Demand for high-volume, short duration water withdrawals could create water stress to aquatic organisms in the Fayetteville Shale streams of Arkansas sourced for hydraulic fracturing fluids this article in the journal Environmental Science and Technology suggests. Authors estimate potential water stress using permitted water withdrawal volumes and actual water withdrawals compared to monthly median, low, and high streamflows. Findings indicate that freshwater usage for hydraulic fracturing could potentially affect aquatic organisms in 7-51 percent of the catchments depending on the month. If 100 percent of wastewater was recycled, the potential impact drops. Authors suggest that improved monitoring and access to water withdrawal and streamflow data are needed to ensure protection of streams not only as sources of drinking water, but aquatic habitats.
In the United States, our water data infrastructure does not allow us to consistently and quickly answer the most basic questions about our water system’s quantity, quality, and use. This report describes the challenges and opportunities of integrating U.S. Army Corps of Engineers 36 districts’ historic reservoir data and management operations. A companion tool to visualize data as well as the data files related to this report are available to view and download. Research by the authors to identify the frequency and magnitude of departures from operational targets of Army Corps-operated reservoirs is presented in the Journal of the American Water Resources Association.
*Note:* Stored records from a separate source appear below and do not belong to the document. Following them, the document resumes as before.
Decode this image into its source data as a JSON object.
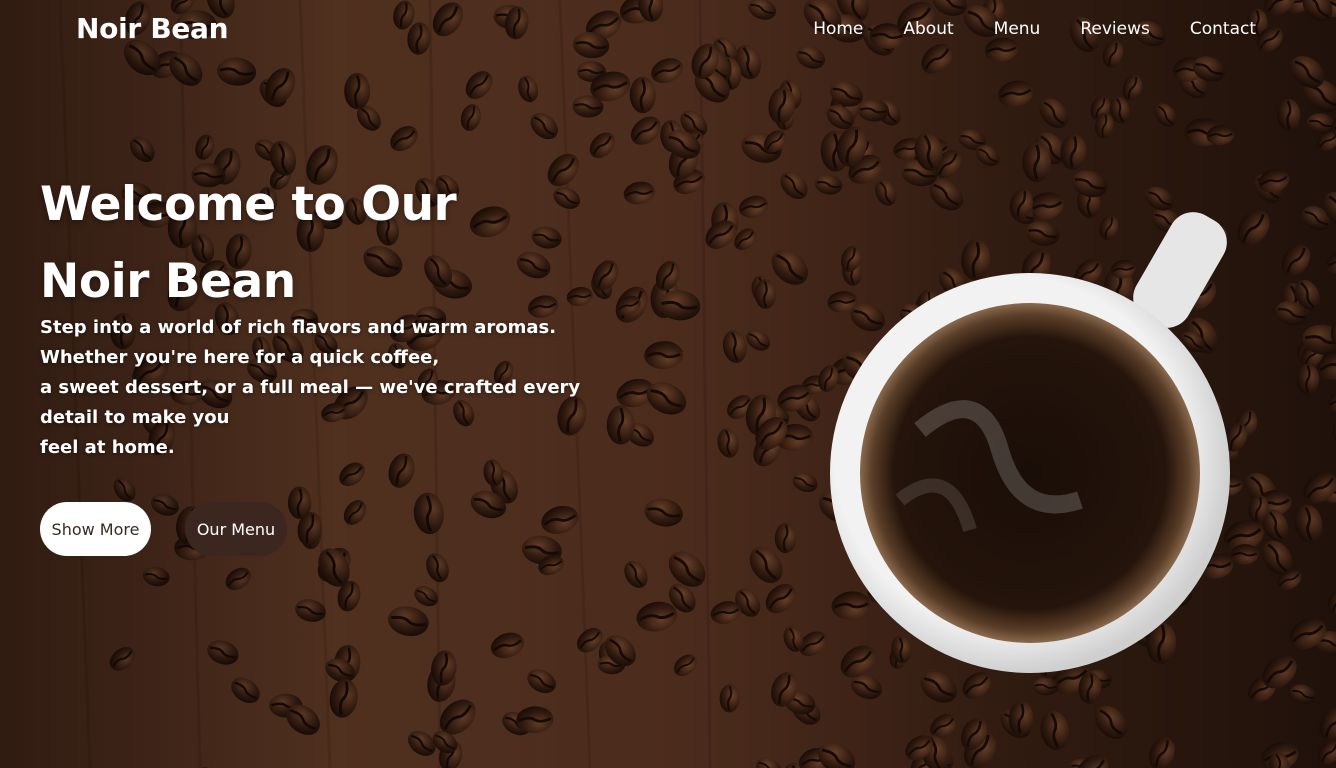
{
  "nav": {
    "brand": "Noir Bean",
    "links": [
      "Home",
      "About",
      "Menu",
      "Reviews",
      "Contact"
    ]
  },
  "hero": {
    "title_lines": [
      "Welcome to Our",
      "Noir Bean"
    ],
    "text_lines": [
      "Step into a world of rich flavors and warm aromas.",
      "Whether you're here for a quick coffee,",
      "a sweet dessert, or a full meal — we've crafted every",
      "detail to make you",
      "feel at home."
    ],
    "buttons": {
      "show_more": "Show More",
      "our_menu": "Our Menu"
    }
  },
  "colors": {
    "wood": "#5b3624",
    "bean": "#3a2216",
    "button_dark": "#3b2620",
    "cup": "#ececec"
  }
}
The U.S. Army Corps of Engineers operates reservoirs across the United States. Most (89 percent) of the reservoirs were constructed prior to 1980, and many have experienced changes in environmental conditions such as climate and sediment yield and societal conditions such as water and energy demand. These changes may challenge the potential for reservoirs to meet their operational targets and management goals. To identify the frequency and magnitude of departures from operational targets, this analysis published in the Journal of the American Water Resources Association collected Army Corps reservoir targets and historic daily reservoir data for 233 reservoirs. This work provides a framework to identify reservoir performance in relation to management goals, a necessary step for moving toward adaptive management under changing conditions. Individual reservoir analyses are accessible through an interactive data visualization tool. Companion research by the authors on Army Corps-operated reservoirs is presented in the report, Creating Data as a Service for U.S. Army Corps of Engineers Reservoirs.
Authors: Nicholas Institute for Environmental Policy Solutions, Aspen Institute
The Future of Groundwater summarizes the Aspen-Nicholas Water Forum discussions of May-June 2017, offering various approaches to groundwater sustainability. A partnership between The Aspen Institute Energy and Environment Program and the Nicholas Institute for Environmental Policy Solutions at Duke University, the forum focused on exploring the present condition of groundwater, the evolution of that condition, and opportunities for transitioning to more sustainable uses of groundwater resources. The consensus was that groundwater needs to be sustainably developed, meaning groundwater use must be balanced among economic development, environmental health, and quality-of-life needs in a way that allows our children and grandchildren to enjoy.